### Task details
From the first line to the last, copy the data exactly.

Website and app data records
--

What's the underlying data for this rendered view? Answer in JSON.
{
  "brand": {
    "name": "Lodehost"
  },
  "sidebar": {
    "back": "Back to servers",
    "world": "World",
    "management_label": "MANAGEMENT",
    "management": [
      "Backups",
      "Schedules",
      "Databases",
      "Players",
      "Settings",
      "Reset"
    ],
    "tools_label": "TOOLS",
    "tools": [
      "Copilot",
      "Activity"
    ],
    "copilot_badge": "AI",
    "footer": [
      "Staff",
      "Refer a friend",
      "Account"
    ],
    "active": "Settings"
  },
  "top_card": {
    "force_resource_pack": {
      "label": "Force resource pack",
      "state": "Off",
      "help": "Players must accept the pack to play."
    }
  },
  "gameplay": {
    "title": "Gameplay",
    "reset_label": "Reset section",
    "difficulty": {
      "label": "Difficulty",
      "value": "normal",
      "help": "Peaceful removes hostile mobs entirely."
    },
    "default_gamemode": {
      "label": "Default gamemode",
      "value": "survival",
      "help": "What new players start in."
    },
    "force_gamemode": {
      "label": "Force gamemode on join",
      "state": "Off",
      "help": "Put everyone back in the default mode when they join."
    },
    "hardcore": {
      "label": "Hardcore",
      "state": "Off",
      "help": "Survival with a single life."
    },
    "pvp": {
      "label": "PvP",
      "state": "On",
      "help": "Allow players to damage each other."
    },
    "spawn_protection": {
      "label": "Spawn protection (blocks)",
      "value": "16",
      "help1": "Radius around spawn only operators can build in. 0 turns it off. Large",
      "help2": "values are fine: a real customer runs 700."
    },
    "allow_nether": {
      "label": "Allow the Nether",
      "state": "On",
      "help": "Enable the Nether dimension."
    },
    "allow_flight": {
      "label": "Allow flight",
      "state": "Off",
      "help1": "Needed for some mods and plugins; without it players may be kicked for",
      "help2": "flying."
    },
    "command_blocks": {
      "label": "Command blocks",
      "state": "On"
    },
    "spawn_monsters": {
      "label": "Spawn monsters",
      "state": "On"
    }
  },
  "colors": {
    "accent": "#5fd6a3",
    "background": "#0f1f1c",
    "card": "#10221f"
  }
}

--

### Exercise output
What's the underlying data for this rendered view? Answer in JSON.
{
  "brand": {
    "name": "Lodehost"
  },
  "sidebar": {
    "back": "Back to servers",
    "world": "World",
    "management_label": "MANAGEMENT",
    "management": [
      "Backups",
      "Schedules",
      "Databases",
      "Players",
      "Settings",
      "Reset"
    ],
    "tools_label": "TOOLS",
    "tools": [
      "Copilot",
      "Activity"
    ],
    "copilot_badge": "AI",
    "footer": [
      "Staff",
      "Refer a friend",
      "Account"
    ],
    "active": "Settings"
  },
  "top_card": {
    "force_resource_pack": {
      "label": "Force resource pack",
      "state": "Off",
      "help": "Players must accept the pack to play."
    }
  },
  "gameplay": {
    "title": "Gameplay",
    "reset_label": "Reset section",
    "difficulty": {
      "label": "Difficulty",
      "value": "normal",
      "help": "Peaceful removes hostile mobs entirely."
    },
    "default_gamemode": {
      "label": "Default gamemode",
      "value": "survival",
      "help": "What new players start in."
    },
    "force_gamemode": {
      "label": "Force gamemode on join",
      "state": "Off",
      "help": "Put everyone back in the default mode when they join."
    },
    "hardcore": {
      "label": "Hardcore",
      "state": "Off",
      "help": "Survival with a single life."
    },
    "pvp": {
      "label": "PvP",
      "state": "On",
      "help": "Allow players to damage each other."
    },
    "spawn_protection": {
      "label": "Spawn protection (blocks)",
      "value": "16",
      "help1": "Radius around spawn only operators can build in. 0 turns it off. Large",
      "help2": "values are fine: a real customer runs 700."
    },
    "allow_nether": {
      "label": "Allow the Nether",
      "state": "On",
      "help": "Enable the Nether dimension."
    },
    "allow_flight": {
      "label": "Allow flight",
      "state": "Off",
      "help1": "Needed for some mods and plugins; without it players may be kicked for",
      "help2": "flying."
    },
    "command_blocks": {
      "label": "Command blocks",
      "state": "On"
    },
    "spawn_monsters": {
      "label": "Spawn monsters",
      "state": "On"
    }
  },
  "colors": {
    "accent": "#5fd6a3",
    "background": "#0f1f1c",
    "card": "#10221f"
  }
}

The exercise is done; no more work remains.